» **Provided data**:

Start of Block

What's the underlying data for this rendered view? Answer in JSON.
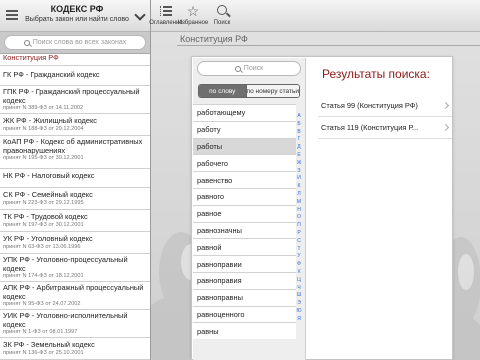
{
  "sidebar": {
    "title": "КОДЕКС РФ",
    "subtitle": "Выбрать закон или найти слово",
    "search_placeholder": "Поиск слова во всех законах",
    "items": [
      {
        "name": "Конституция РФ",
        "accepted": ""
      },
      {
        "name": "ГК РФ - Гражданский кодекс",
        "accepted": ""
      },
      {
        "name": "ГПК РФ - Гражданский процессуальный кодекс",
        "accepted": "принят N 389-ФЗ от 14.11.2002"
      },
      {
        "name": "ЖК РФ - Жилищный кодекс",
        "accepted": "принят N 188-ФЗ от 29.12.2004"
      },
      {
        "name": "КоАП РФ - Кодекс об административных правонарушениях",
        "accepted": "принят N 195-ФЗ от 30.12.2001"
      },
      {
        "name": "НК РФ - Налоговый кодекс",
        "accepted": ""
      },
      {
        "name": "СК РФ - Семейный кодекс",
        "accepted": "принят N 223-ФЗ от 29.12.1995"
      },
      {
        "name": "ТК РФ - Трудовой кодекс",
        "accepted": "принят N 197-ФЗ от 30.12.2001"
      },
      {
        "name": "УК РФ - Уголовный кодекс",
        "accepted": "принят N 63-ФЗ от 13.06.1996"
      },
      {
        "name": "УПК РФ - Уголовно-процессуальный кодекс",
        "accepted": "принят N 174-ФЗ от 18.12.2001"
      },
      {
        "name": "АПК РФ - Арбитражный процессуальный кодекс",
        "accepted": "принят N 95-ФЗ от 24.07.2002"
      },
      {
        "name": "УИК РФ - Уголовно-исполнительный кодекс",
        "accepted": "принят N 1-ФЗ от 08.01.1997"
      },
      {
        "name": "ЗК РФ - Земельный кодекс",
        "accepted": "принят N 136-ФЗ от 25.10.2001"
      }
    ]
  },
  "toolbar": {
    "toc_label": "Оглавление",
    "fav_label": "Избранное",
    "search_label": "Поиск"
  },
  "main": {
    "title": "Конституция РФ",
    "search_placeholder": "Поиск",
    "seg_by_word": "по слову",
    "seg_by_article": "по номеру статьи",
    "words": [
      "работающему",
      "работу",
      "работы",
      "рабочего",
      "равенство",
      "равного",
      "равное",
      "равнозначны",
      "равной",
      "равноправии",
      "равноправия",
      "равноправны",
      "равноценного",
      "равны"
    ],
    "selected_word": "работы",
    "alphabet": [
      "А",
      "Б",
      "В",
      "Г",
      "Д",
      "Е",
      "Ж",
      "З",
      "И",
      "К",
      "Л",
      "М",
      "Н",
      "О",
      "П",
      "Р",
      "С",
      "Т",
      "У",
      "Ф",
      "Х",
      "Ц",
      "Ч",
      "Ш",
      "Э",
      "Ю",
      "Я"
    ],
    "results_title": "Результаты поиска:",
    "results": [
      "Статья 99 (Конституция РФ)",
      "Статья 119 (Конституция Р..."
    ]
  },
  "colors": {
    "accent_red": "#8b1a1a",
    "index_blue": "#2a6fd6"
  }
}
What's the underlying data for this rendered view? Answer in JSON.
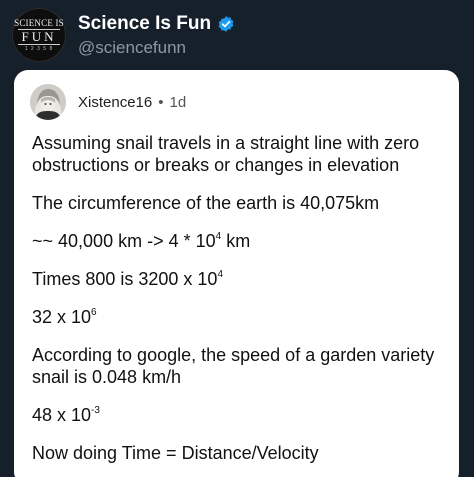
{
  "post": {
    "logo": {
      "line1": "SCIENCE IS",
      "line2": "FUN",
      "line3": "1 2 3 5 8"
    },
    "author_name": "Science Is Fun",
    "author_handle": "@sciencefunn",
    "verified_icon": "verified-badge-icon",
    "accent_color": "#1d9bf0"
  },
  "card": {
    "username": "Xistence16",
    "separator": "•",
    "age": "1d",
    "paragraphs": {
      "p1": "Assuming snail travels in a straight line with zero obstructions or breaks or changes in elevation",
      "p2": "The circumference of the earth is 40,075km",
      "p3_pre": "~~ 40,000 km -> 4 * 10",
      "p3_sup": "4",
      "p3_post": " km",
      "p4_pre": "Times 800 is 3200 x 10",
      "p4_sup": "4",
      "p5_pre": "32 x 10",
      "p5_sup": "6",
      "p6": "According to google, the speed of a garden variety snail is 0.048 km/h",
      "p7_pre": "48 x 10",
      "p7_sup": "-3",
      "p8": "Now doing Time = Distance/Velocity"
    }
  }
}
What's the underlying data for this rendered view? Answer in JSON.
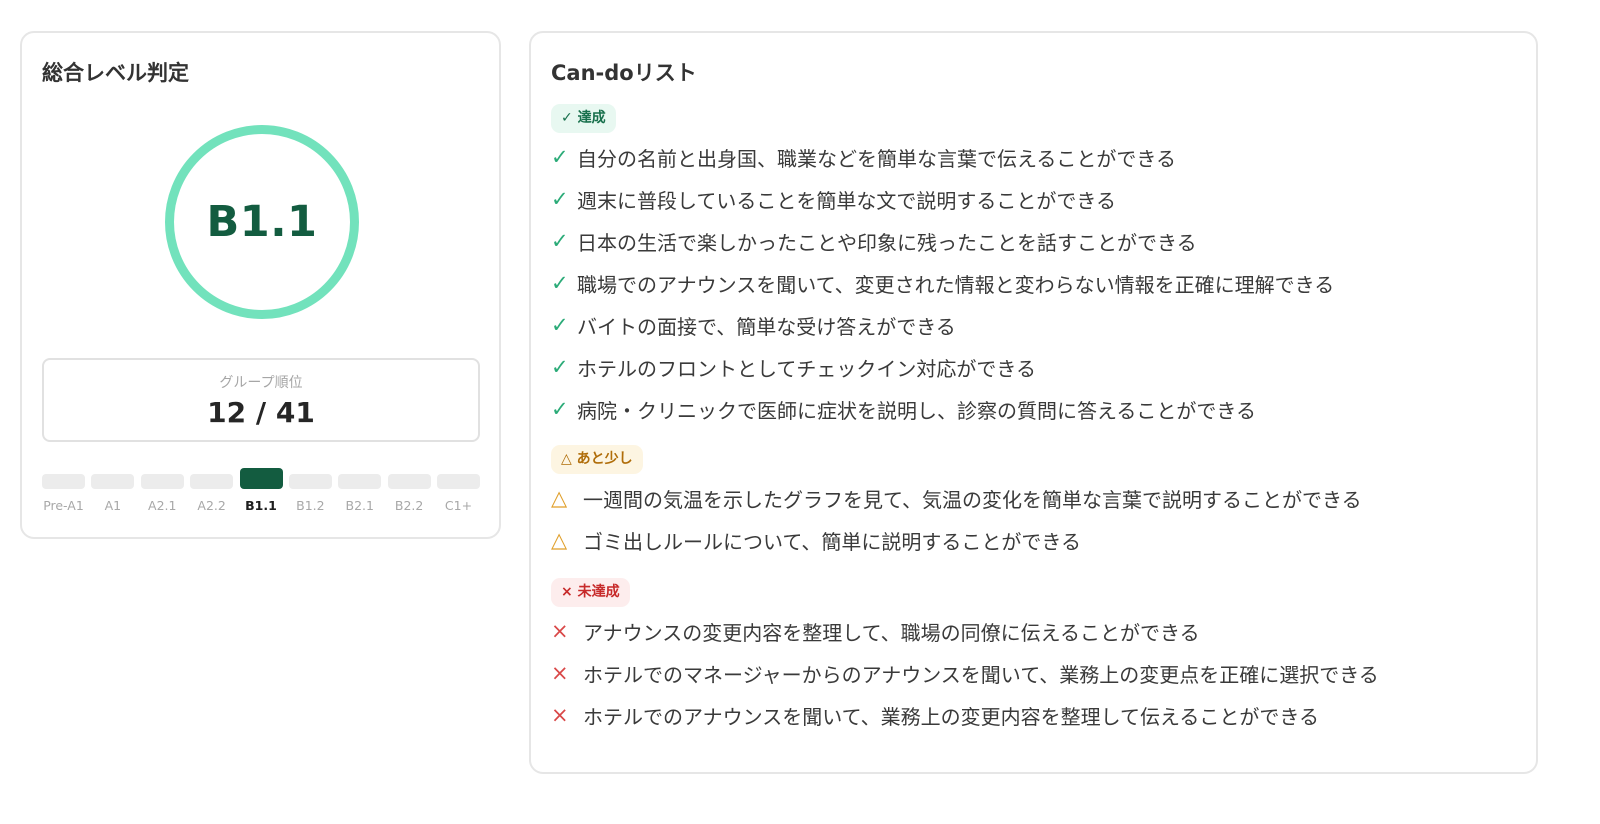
{
  "level_panel": {
    "title": "総合レベル判定",
    "current_level": "B1.1",
    "rank": {
      "label": "グループ順位",
      "value": "12 / 41"
    },
    "levels": [
      "Pre-A1",
      "A1",
      "A2.1",
      "A2.2",
      "B1.1",
      "B1.2",
      "B2.1",
      "B2.2",
      "C1+"
    ],
    "active_level_index": 4
  },
  "cando": {
    "title": "Can-doリスト",
    "achieved": {
      "label": "✓ 達成",
      "mark": "✓",
      "items": [
        "自分の名前と出身国、職業などを簡単な言葉で伝えることができる",
        "週末に普段していることを簡単な文で説明することができる",
        "日本の生活で楽しかったことや印象に残ったことを話すことができる",
        "職場でのアナウンスを聞いて、変更された情報と変わらない情報を正確に理解できる",
        "バイトの面接で、簡単な受け答えができる",
        "ホテルのフロントとしてチェックイン対応ができる",
        "病院・クリニックで医師に症状を説明し、診察の質問に答えることができる"
      ]
    },
    "almost": {
      "label": "△ あと少し",
      "mark": "△",
      "items": [
        "一週間の気温を示したグラフを見て、気温の変化を簡単な言葉で説明することができる",
        "ゴミ出しルールについて、簡単に説明することができる"
      ]
    },
    "not_achieved": {
      "label": "× 未達成",
      "mark": "×",
      "items": [
        "アナウンスの変更内容を整理して、職場の同僚に伝えることができる",
        "ホテルでのマネージャーからのアナウンスを聞いて、業務上の変更点を正確に選択できる",
        "ホテルでのアナウンスを聞いて、業務上の変更内容を整理して伝えることができる"
      ]
    }
  }
}
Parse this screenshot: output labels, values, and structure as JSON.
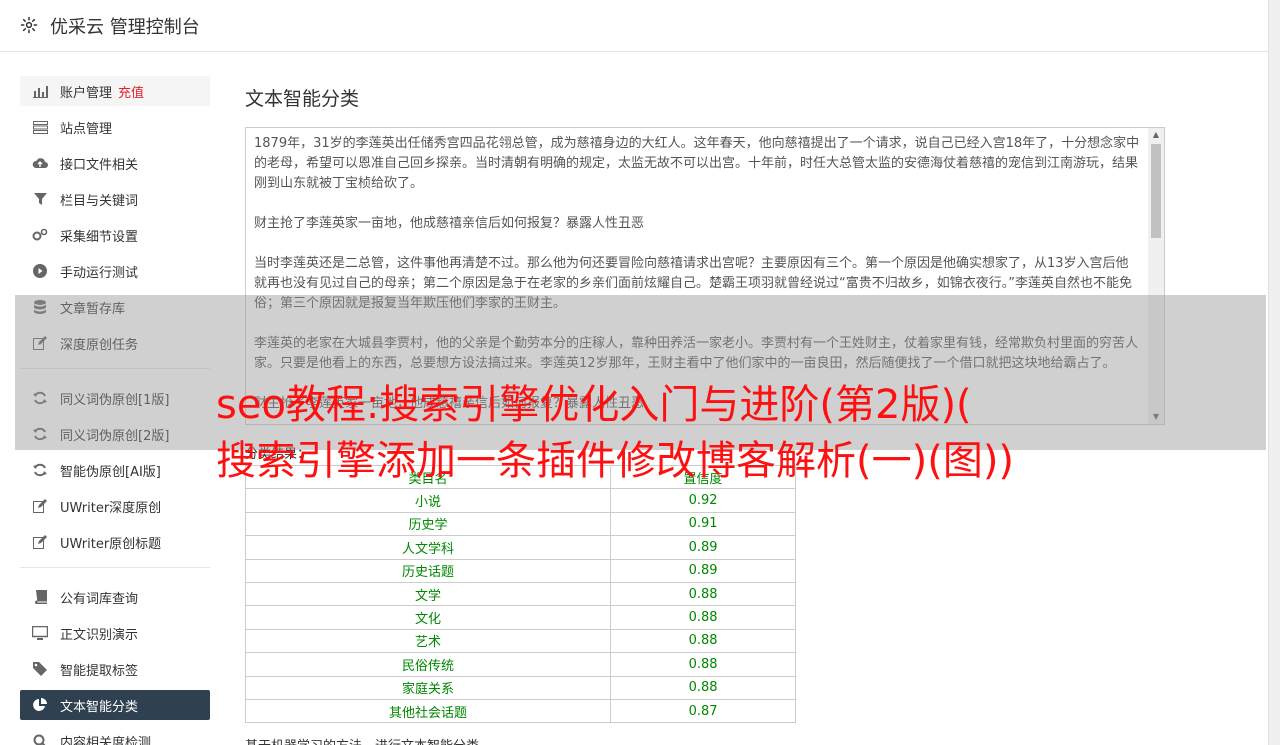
{
  "header": {
    "title": "优采云 管理控制台"
  },
  "sidebar": {
    "items": [
      {
        "label": "账户管理",
        "badge": "充值",
        "icon": "bar-chart-icon"
      },
      {
        "label": "站点管理",
        "icon": "server-icon"
      },
      {
        "label": "接口文件相关",
        "icon": "cloud-upload-icon"
      },
      {
        "label": "栏目与关键词",
        "icon": "filter-icon"
      },
      {
        "label": "采集细节设置",
        "icon": "gears-icon"
      },
      {
        "label": "手动运行测试",
        "icon": "play-circle-icon"
      },
      {
        "label": "文章暂存库",
        "icon": "database-icon"
      },
      {
        "label": "深度原创任务",
        "icon": "edit-icon"
      },
      {
        "label": "同义词伪原创[1版]",
        "icon": "refresh-icon"
      },
      {
        "label": "同义词伪原创[2版]",
        "icon": "refresh-icon"
      },
      {
        "label": "智能伪原创[AI版]",
        "icon": "refresh-icon"
      },
      {
        "label": "UWriter深度原创",
        "icon": "edit-icon"
      },
      {
        "label": "UWriter原创标题",
        "icon": "edit-icon"
      },
      {
        "label": "公有词库查询",
        "icon": "book-icon"
      },
      {
        "label": "正文识别演示",
        "icon": "monitor-icon"
      },
      {
        "label": "智能提取标签",
        "icon": "tag-icon"
      },
      {
        "label": "文本智能分类",
        "icon": "pie-chart-icon"
      },
      {
        "label": "内容相关度检测",
        "icon": "search-icon"
      }
    ]
  },
  "main": {
    "title": "文本智能分类",
    "text_paragraphs": [
      "1879年，31岁的李莲英出任储秀宫四品花翎总管，成为慈禧身边的大红人。这年春天，他向慈禧提出了一个请求，说自己已经入宫18年了，十分想念家中的老母，希望可以恩准自己回乡探亲。当时清朝有明确的规定，太监无故不可以出宫。十年前，时任大总管太监的安德海仗着慈禧的宠信到江南游玩，结果刚到山东就被丁宝桢给砍了。",
      "财主抢了李莲英家一亩地，他成慈禧亲信后如何报复？暴露人性丑恶",
      "当时李莲英还是二总管，这件事他再清楚不过。那么他为何还要冒险向慈禧请求出宫呢？主要原因有三个。第一个原因是他确实想家了，从13岁入宫后他就再也没有见过自己的母亲；第二个原因是急于在老家的乡亲们面前炫耀自己。楚霸王项羽就曾经说过“富贵不归故乡，如锦衣夜行。”李莲英自然也不能免俗；第三个原因就是报复当年欺压他们李家的王财主。",
      "李莲英的老家在大城县李贾村，他的父亲是个勤劳本分的庄稼人，靠种田养活一家老小。李贾村有一个王姓财主，仗着家里有钱，经常欺负村里面的穷苦人家。只要是他看上的东西，总要想方设法搞过来。李莲英12岁那年，王财主看中了他们家中的一亩良田，然后随便找了一个借口就把这块地给霸占了。",
      "财主抢了李莲英家一亩地，他成慈禧亲信后如何报复？暴露人性丑恶"
    ],
    "result_label": "分类结果：",
    "table": {
      "headers": [
        "类目名",
        "置信度"
      ],
      "rows": [
        [
          "小说",
          "0.92"
        ],
        [
          "历史学",
          "0.91"
        ],
        [
          "人文学科",
          "0.89"
        ],
        [
          "历史话题",
          "0.89"
        ],
        [
          "文学",
          "0.88"
        ],
        [
          "文化",
          "0.88"
        ],
        [
          "艺术",
          "0.88"
        ],
        [
          "民俗传统",
          "0.88"
        ],
        [
          "家庭关系",
          "0.88"
        ],
        [
          "其他社会话题",
          "0.87"
        ]
      ]
    },
    "description": "基于机器学习的方法，进行文本智能分类。"
  },
  "overlay": {
    "line1": "seo教程:搜索引擎优化入门与进阶(第2版)(",
    "line2": "搜索引擎添加一条插件修改博客解析(一)(图))"
  },
  "colors": {
    "active_bg": "#2f4050",
    "badge": "#e0242c",
    "table_text": "#008800",
    "overlay_text": "#ff1010"
  }
}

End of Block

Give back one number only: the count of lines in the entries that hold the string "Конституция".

4